Defense hawks on Capitol Hill blasted the deal as too weak and warned that it would essentially put nuclear weapons in the hands of the Iranian regime.

“Iran remains the world’s worst state sponsor of terrorism. Iranian aggression is destabilizing the Middle East. And Iran continues to hold multiple Americans hostage,” said freshman Sen. Tom CottonTom CottonOnly Congress can enable drone technology to reach its full potential Senate Dem offers patent reform bill Sasse: Someone subscribed me to Nickleback emails as a prank MORE (R-Ark.), who earlier had penned a controversial letter to Iranian leaders in a bid to derail the nuclear talks.

“I will work with my colleagues in the Senate to protect America from this very dangerous proposal," he said, "and to stop a nuclear arms race in the world’s most volatile region.”

Under the emerging deal between Iran, the U.S. and five other world powers, international sanctions on Tehran would be lifted in exchange for new restrictions on Iran’s nuclear program. Negotiators hope to reach a final deal by a June 30 deadline.

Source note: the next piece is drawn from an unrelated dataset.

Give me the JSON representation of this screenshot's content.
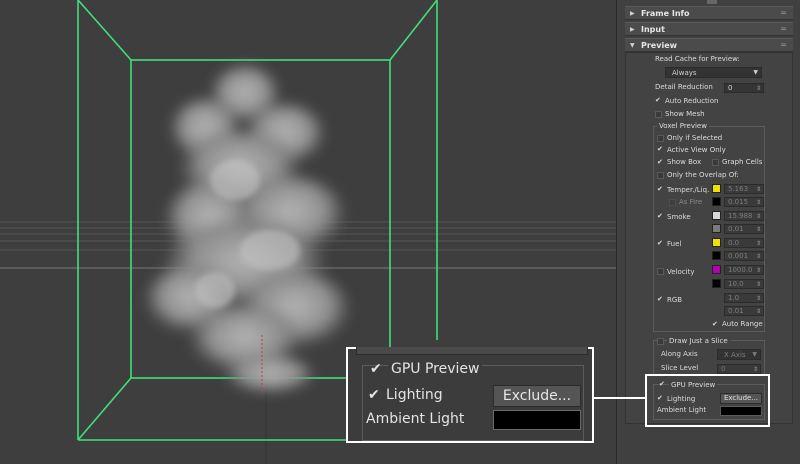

President Obama hailed the agreement in a Rose Garden news conference, saying it would make the U.S. and its allies much safer. Democrats praised Secretary of State John KerryJohn KerryFrustrated Dems say Obama botched Russia response Budowsky: Dems madder than hell Tillerson: 'My view didn’t change' on Paris climate agreement MORE and the administration for reaching a “breakthrough” but still said they would approach the agreement cautiously.

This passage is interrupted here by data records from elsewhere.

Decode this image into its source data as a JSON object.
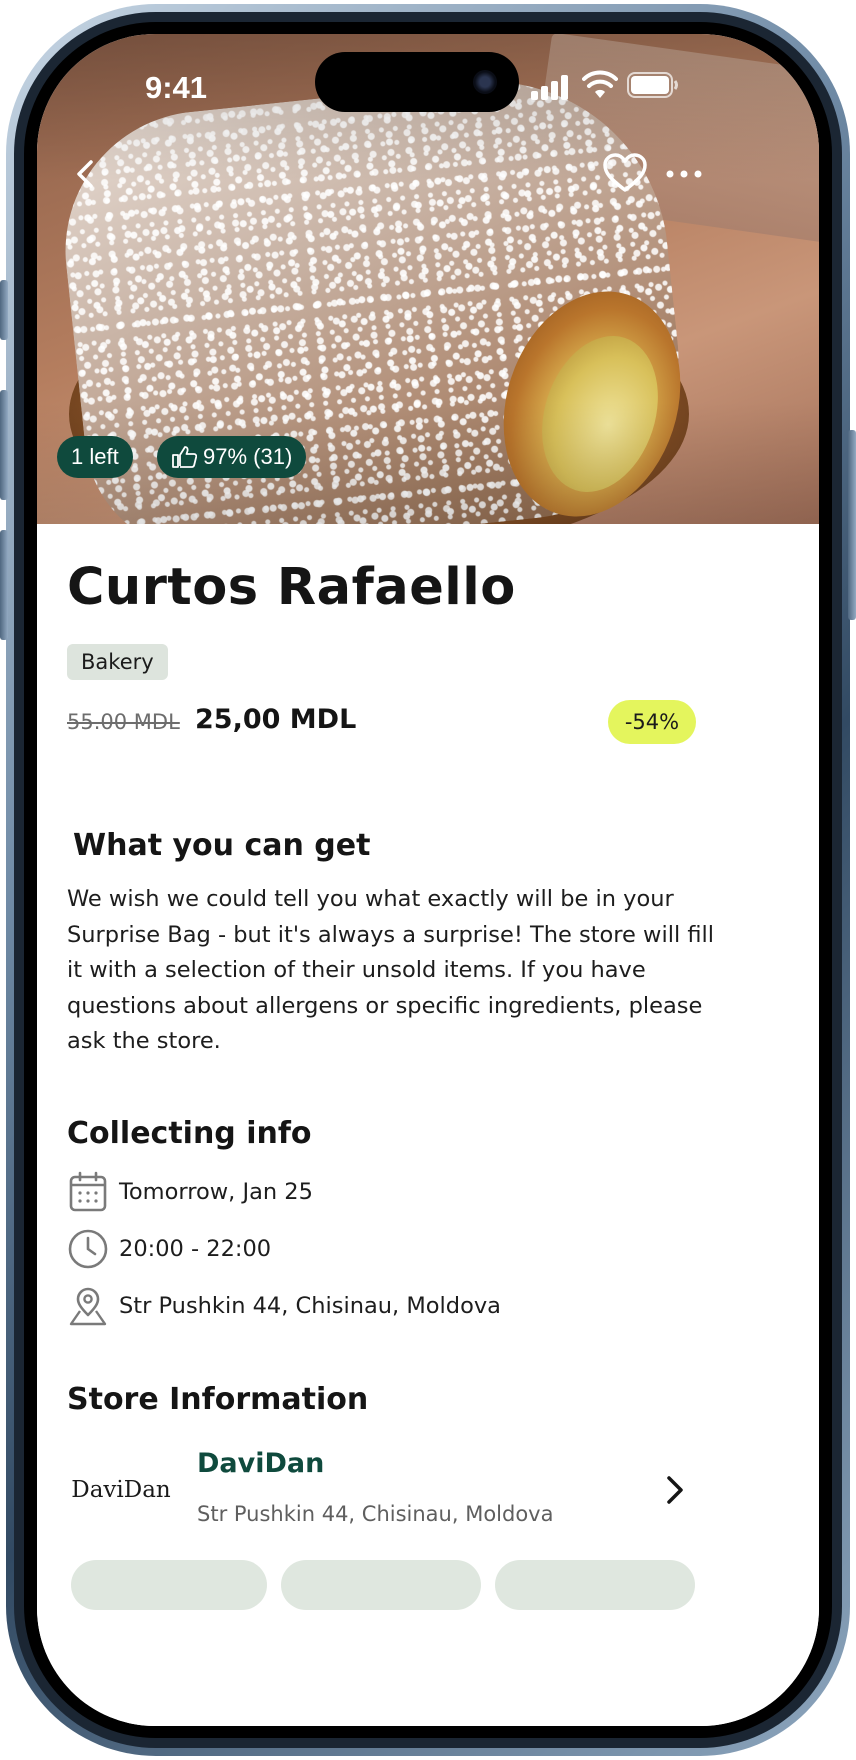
{
  "status_bar": {
    "time": "9:41"
  },
  "hero": {
    "badges": {
      "left": "1 left",
      "rating": "97% (31)"
    },
    "icons": [
      "back-icon",
      "heart-icon",
      "more-icon",
      "thumbs-up-icon"
    ]
  },
  "product": {
    "title": "Curtos Rafaello",
    "category": "Bakery",
    "old_price": "55.00 MDL",
    "new_price": "25,00 MDL",
    "discount": "-54%"
  },
  "what_you_can_get": {
    "heading": "What you can get",
    "description": "We wish we could tell you what exactly will be in your Surprise Bag - but it's always a surprise! The store will fill it with a selection of their unsold items. If you have questions about allergens or specific ingredients, please ask the store."
  },
  "collecting_info": {
    "heading": "Collecting info",
    "date": "Tomorrow, Jan 25",
    "time": "20:00 - 22:00",
    "address": "Str Pushkin 44, Chisinau, Moldova"
  },
  "store": {
    "heading": "Store Information",
    "logo_text": "DaviDan",
    "name": "DaviDan",
    "address": "Str Pushkin 44, Chisinau, Moldova"
  },
  "colors": {
    "brand_green": "#0f4a3d",
    "discount_bg": "#e4f55d",
    "tag_bg": "#dde4dd"
  }
}
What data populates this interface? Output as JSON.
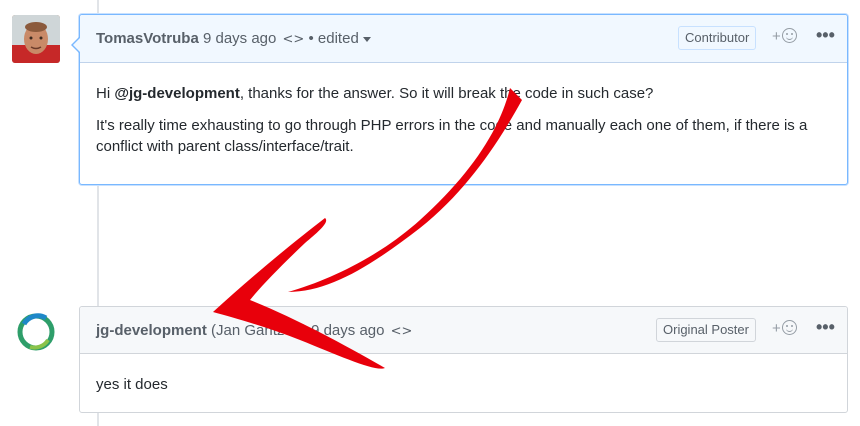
{
  "comments": [
    {
      "author": "TomasVotruba",
      "time": "9 days ago",
      "code_glyph": "<>",
      "edited_label": "• edited",
      "badge": "Contributor",
      "react_plus": "+",
      "more_glyph": "•••",
      "body": {
        "p1_prefix": "Hi ",
        "p1_mention": "@jg-development",
        "p1_suffix": ", thanks for the answer. So it will break the code in such case?",
        "p2": "It's really time exhausting to go through PHP errors in the code and manually each one of them, if there is a conflict with parent class/interface/trait."
      }
    },
    {
      "author": "jg-development",
      "fullname": "(Jan Gantzert)",
      "time": "9 days ago",
      "code_glyph": "<>",
      "badge": "Original Poster",
      "react_plus": "+",
      "more_glyph": "•••",
      "body": {
        "text": "yes it does"
      }
    }
  ],
  "colors": {
    "highlight_border": "#79b8ff",
    "header_bg_highlight": "#f1f8ff",
    "header_bg": "#f6f8fa",
    "annotation_arrow": "#e8000b"
  }
}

“I believe this is a deal worth supporting, but we must wait to ensure there is no backsliding on any parameters before a final agreement is signed,” said Rep. John YarmuthJohn YarmuthWhite House budget chief apologizes to CBO analyst Ex-CBO directors offer scathing criticism of Mulvaney Key Dem: Mulvaney should apologize for attack on CBO analyst MORE (D-Ky.), who was on hand for Obama’s White House announcement.  

One likely GOP presidential candidate, Sen. Marco RubioMarco RubioWill Republicans stand up to the NRA's insurrection rhetoric? The Hill's Whip List: Senate ObamaCare repeal bill Ivanka Trump turns to House GOP on paid family leave MORE (R-Fla.), used the nuclear deal to highlight what he sees as Obama’s broader foreign policy failures. The senator called the initial details of the deal “very troubling” because it would allow Tehran to retain thousands of centrifuges and wouldn’t rein in Iran’s ballistic missile program.

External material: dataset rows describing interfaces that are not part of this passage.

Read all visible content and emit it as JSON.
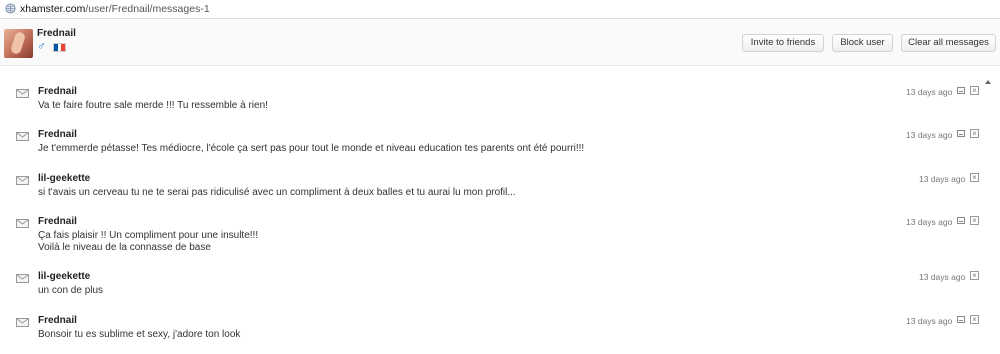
{
  "browser": {
    "url_domain": "xhamster.com",
    "url_path": "/user/Frednail/messages-1"
  },
  "profile": {
    "username": "Frednail",
    "gender_icon": "♂",
    "flag_colors": [
      "#0055a4",
      "#ffffff",
      "#ef4135"
    ]
  },
  "buttons": {
    "invite": "Invite to friends",
    "block": "Block user",
    "clear": "Clear all messages"
  },
  "messages": [
    {
      "author": "Frednail",
      "lines": [
        "Va te faire foutre sale merde !!! Tu ressemble à rien!"
      ],
      "time": "13 days ago",
      "own": true
    },
    {
      "author": "Frednail",
      "lines": [
        "Je t'emmerde pétasse! Tes médiocre, l'école ça sert pas pour tout le monde et niveau education tes parents ont été pourri!!!"
      ],
      "time": "13 days ago",
      "own": true
    },
    {
      "author": "lil-geekette",
      "lines": [
        "si t'avais un cerveau tu ne te serai pas ridiculisé avec un compliment à deux balles et tu aurai lu mon profil..."
      ],
      "time": "13 days ago",
      "own": false
    },
    {
      "author": "Frednail",
      "lines": [
        "Ça fais plaisir !! Un compliment pour une insulte!!!",
        "Voilà le niveau de la connasse de base"
      ],
      "time": "13 days ago",
      "own": true
    },
    {
      "author": "lil-geekette",
      "lines": [
        "un con de plus"
      ],
      "time": "13 days ago",
      "own": false
    },
    {
      "author": "Frednail",
      "lines": [
        "Bonsoir tu es sublime et sexy, j'adore ton look"
      ],
      "time": "13 days ago",
      "own": true
    }
  ]
}
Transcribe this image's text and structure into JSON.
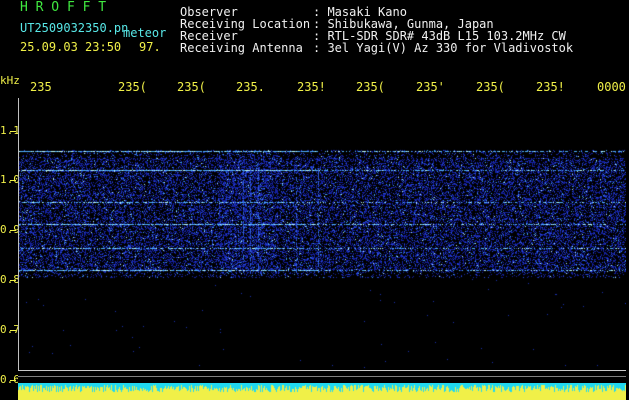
{
  "header": {
    "program": "H R O F F T",
    "filename": "UT2509032350.pn",
    "tag": "meteor",
    "datetime": "25.09.03 23:50",
    "count": "97.",
    "fields": [
      {
        "label": "Observer",
        "value": ": Masaki Kano"
      },
      {
        "label": "Receiving Location",
        "value": ": Shibukawa, Gunma, Japan"
      },
      {
        "label": "Receiver",
        "value": ": RTL-SDR SDR# 43dB L15 103.2MHz CW"
      },
      {
        "label": "Receiving Antenna",
        "value": ": 3el Yagi(V) Az 330 for Vladivostok"
      }
    ]
  },
  "plot": {
    "y_unit": "kHz",
    "y_ticks": [
      "1.1",
      "1.0",
      "0.9",
      "0.8",
      "0.7",
      "0.6"
    ],
    "x_ticks": [
      "235",
      "235(",
      "235(",
      "235.",
      "235!",
      "235(",
      "235'",
      "235(",
      "235!",
      "0000"
    ]
  },
  "colors": {
    "text_yellow": "#f0f048",
    "text_cyan": "#58e8e8",
    "text_green": "#40e840",
    "signal_blue": "#2030d0",
    "signal_peak": "#a0f0ff"
  }
}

“This attempt to spin diplomatic failure as a success is just the latest example of this administration’s farcical approach to Iran. Under this President’s watch, Iran has expanded its influence in the Middle East, sowing instability throughout the region,” said Rubio, a member of the Foreign Relations and Intelligence committees.

“Iran’s support for terrorism has continued unabated without a serious response from the United States.”